> [Exercise objective]:
Lines with "Enter": report how many there are in the listing below, giving the number and nothing else.
───── Given data ─────
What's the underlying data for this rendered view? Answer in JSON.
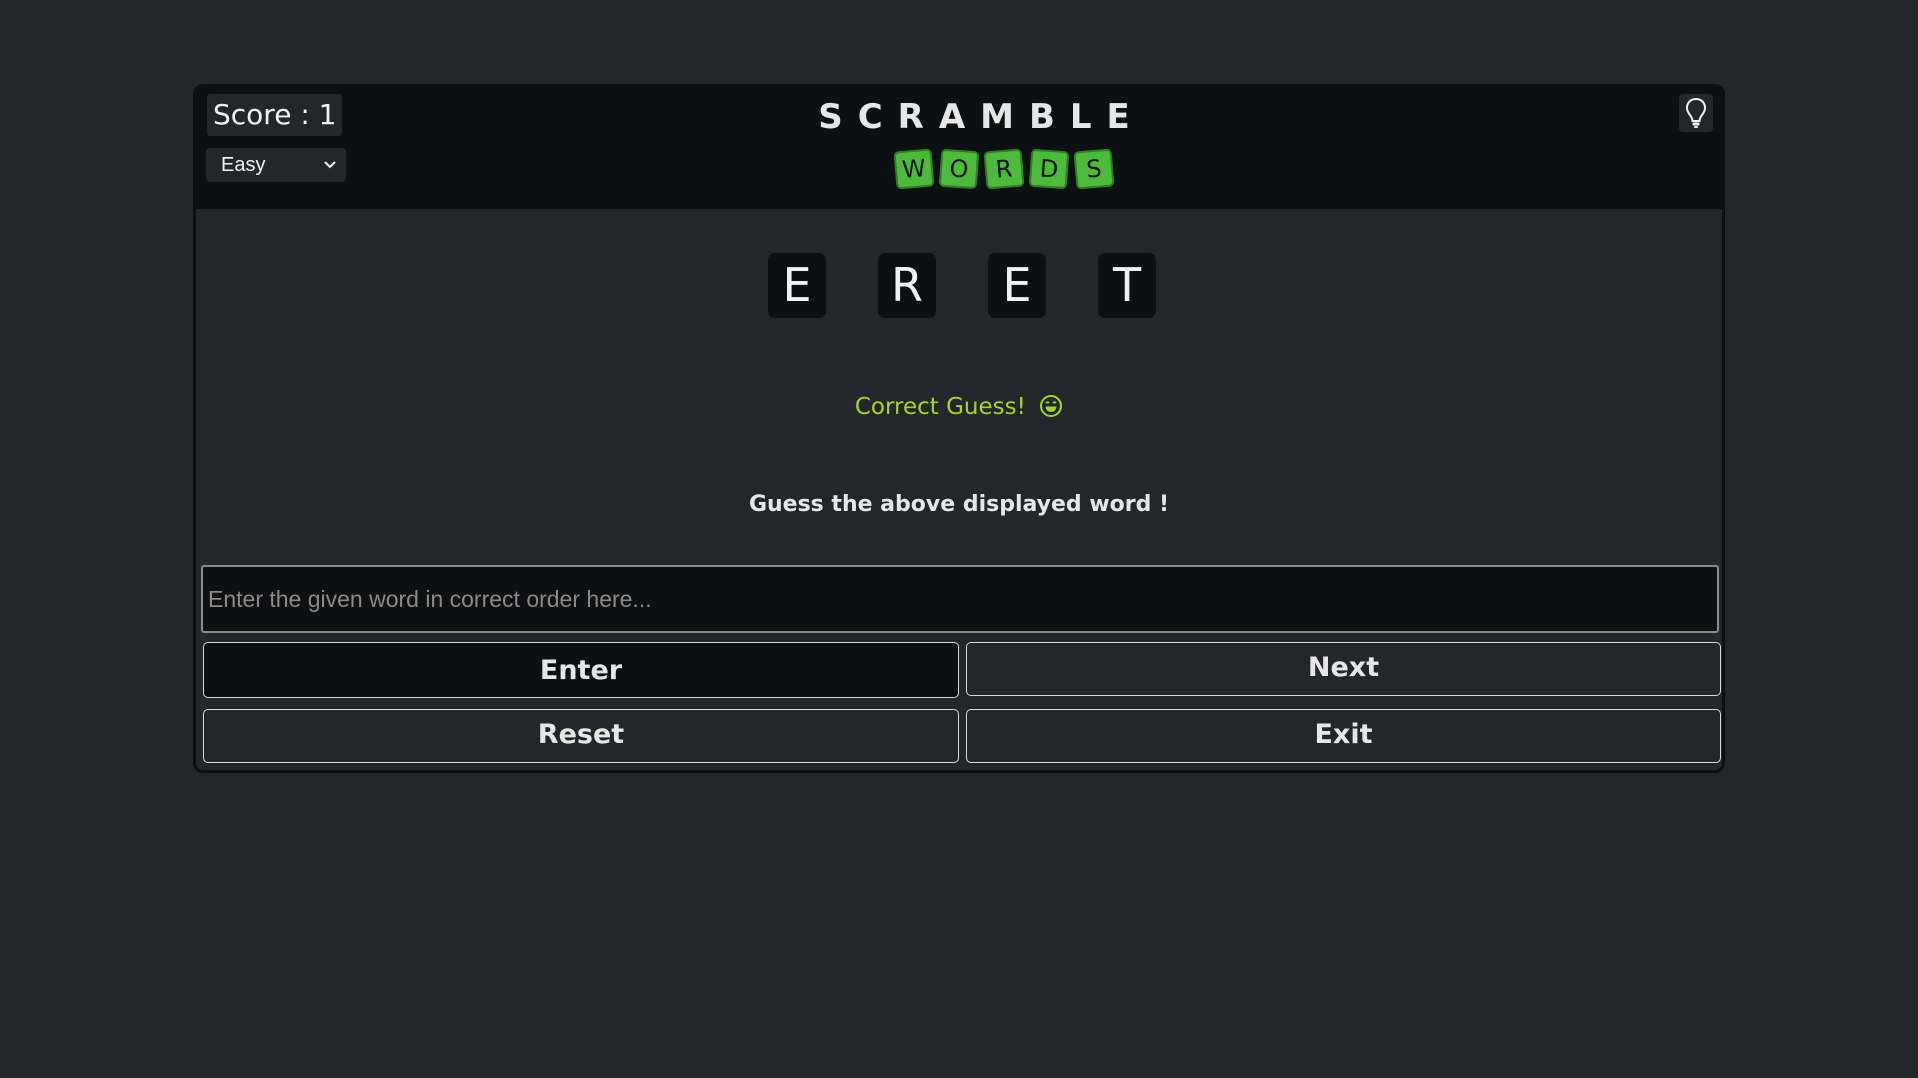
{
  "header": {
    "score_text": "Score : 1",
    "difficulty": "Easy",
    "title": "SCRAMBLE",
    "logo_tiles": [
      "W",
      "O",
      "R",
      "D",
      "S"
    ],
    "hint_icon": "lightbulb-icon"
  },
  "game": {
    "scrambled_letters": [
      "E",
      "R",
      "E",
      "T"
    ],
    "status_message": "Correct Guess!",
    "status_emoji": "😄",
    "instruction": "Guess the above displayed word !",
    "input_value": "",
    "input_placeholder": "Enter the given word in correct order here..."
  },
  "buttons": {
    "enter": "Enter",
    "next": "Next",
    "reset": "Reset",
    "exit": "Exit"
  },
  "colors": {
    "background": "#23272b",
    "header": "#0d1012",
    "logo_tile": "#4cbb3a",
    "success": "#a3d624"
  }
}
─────
> [Your response]:
2